How effective are on-farm mitigation measures for delivering an improved water environment? A systematic map

Randall, N.P., Donnison, L.M., Lewis, P.J. and James, K.L. (2015) How effective are on-farm mitigation measures for delivering an improved water environment? A systematic map. Environmental Evidence, 4 (1).

[img]
Preview
Text
Nicola Randall how effective.pdf - Published Version
Available under License Creative Commons Attribution.

Download (1MB) | Preview

Abstract

Background Agricultural activities are estimated to contribute 70% of nitrates, 28% of phosphates and 76% of sediments measured in UK rivers. Catchments dominated by agriculture also have elevated levels of pesticides and bacterial pathogens. European member states have a policy commitment to tackle this pollution through the water framework directive. Here we report on the results of a systematic map to investigate and describe the nature and coverage of research pertaining to the effectiveness of 6 on-farm mitigation measures, slurry storage, cover/catch crops, woodland creation; controlled trafficking, subsoiling and vegetated buffer strips for delivering an improved water environment in terms of a reduction in nitrogen (N), phosphorus (P), sediment, pesticides and faecal indicator organisms (FIOs) or pathogens from faecal material. Methods Research evidence for the effectiveness of the 6 on-farm mitigation measures for delivering an improved water environment (as detailed above) was collated using English language search terms for temperate farming systems in Europe, Canada, New Zealand and northern states of the United States of America. Searches for literature were made from online publication databases, search engines, specialist websites and bibliographies of topic specific reviews. Recognised experts, authors and practitioners were also contacted to identify unpublished literature. Articles were screened for relevance at title, abstract and full text using predefined inclusion criteria set out in an a priori published protocol. All relevant articles were mapped in a searchable database using pre-defined coding and critically appraised for relevance and reliability. Articles reporting the same study were removed. All full text studies without confounding factors were identified and coded for in a separate searchable database. Results A total of 718 articles were included in the database. Buffer strips were the most commonly studied intervention followed by cover crops and slurry storage. Little evidence was found for woodland creation and sub-soiling. No studies were found for controlled trafficking on grassland. Nitrogen was most frequently measured, followed by P, sediment, pesticides and FIOs or pathogens from faecal material. Conclusions The majority of the evidence collated in this map investigated the effectiveness of buffer strips and cover crops for improving water quality. This evidence was predominantly focussed on reducing N pollution. An evidence gap exists for the impact of cover/catch crops in reducing leaching of pesticides, FIOs and pathogens, and for organic forms of N and P. There was limited research investigating the effectiveness of buffer strips for reducing leaching of organic forms of N or P, or for pesticides that are currently authorised for use/commonly used in UK agriculture. Further, long term studies across different seasons with controls, pre and post water quality measurements and multiple sampling points from both field and rivers would improve the evidence base. Evidence gaps exist for woodland creation, subsoiling and controlled trafficking on grassland.

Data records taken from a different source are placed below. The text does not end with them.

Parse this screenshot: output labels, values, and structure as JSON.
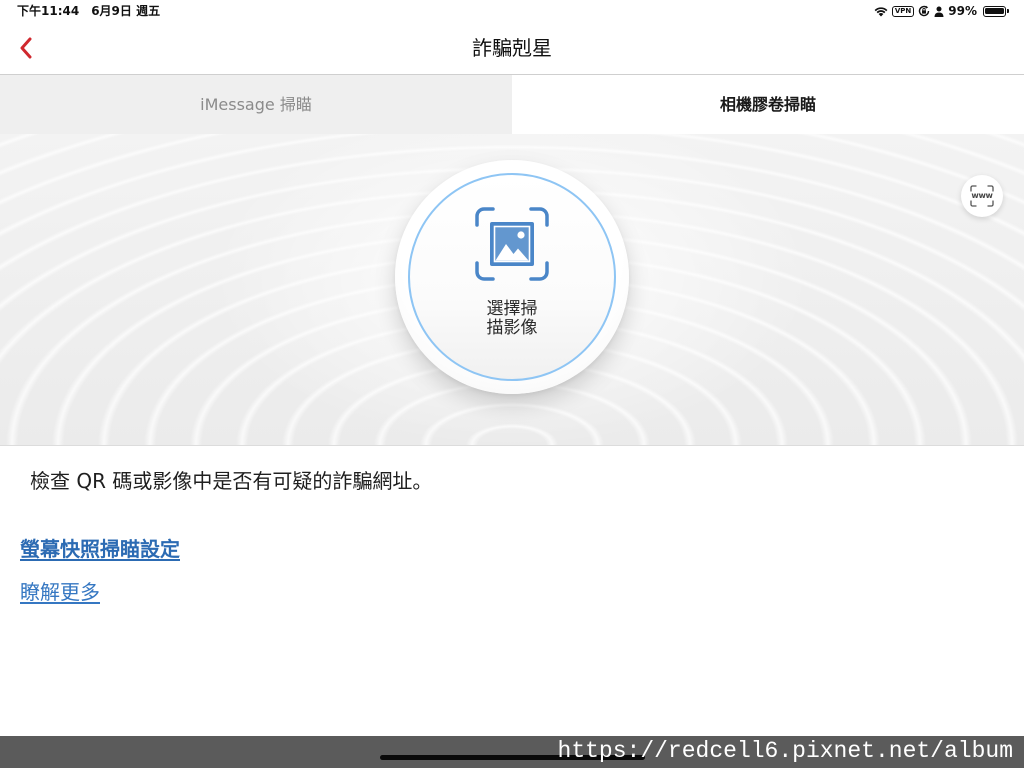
{
  "status_bar": {
    "time": "下午11:44",
    "date": "6月9日 週五",
    "vpn_label": "VPN",
    "battery_text": "99%",
    "battery_level": 99,
    "icons": [
      "wifi-icon",
      "vpn-icon",
      "orientation-lock-icon",
      "person-icon",
      "battery-icon"
    ]
  },
  "nav": {
    "title": "詐騙剋星",
    "back_icon": "chevron-left-icon"
  },
  "tabs": [
    {
      "label": "iMessage 掃瞄",
      "selected": false
    },
    {
      "label": "相機膠卷掃瞄",
      "selected": true
    }
  ],
  "scan": {
    "label_lines": [
      "選擇掃",
      "描影像"
    ],
    "icon": "image-scan-icon",
    "url_scan_label": "www",
    "url_scan_icon": "www-scan-icon"
  },
  "content": {
    "description": "檢查 QR 碼或影像中是否有可疑的詐騙網址。",
    "screenshot_settings_link": "螢幕快照掃瞄設定",
    "learn_more_link": "瞭解更多"
  },
  "watermark": "https://redcell6.pixnet.net/album",
  "theme": {
    "accent": "#d0282e",
    "link": "#2c6bb3",
    "link_secondary": "#3577c2",
    "ring": "#8ec5f4",
    "icon_blue": "#4a86c8"
  }
}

Item Type: Article
Keywords: Buffer strip Cover crop Catch crop Slurry Woodland creation Subsoiling, Controlled trafficking, Water quality, Nitrogen, Phosphorus, Pesticide, Sediment Faecal indicator organism, Pathogen
Divisions: Crop and Environment Sciences
Depositing User: Ms Kath Osborn
Date Deposited: 09 Feb 2017 20:08
Last Modified: 18 Jan 2018 21:12
URI: http://hau.repository.guildhe.ac.uk/id/eprint/15199

Actions (login required)

Edit Item Edit Item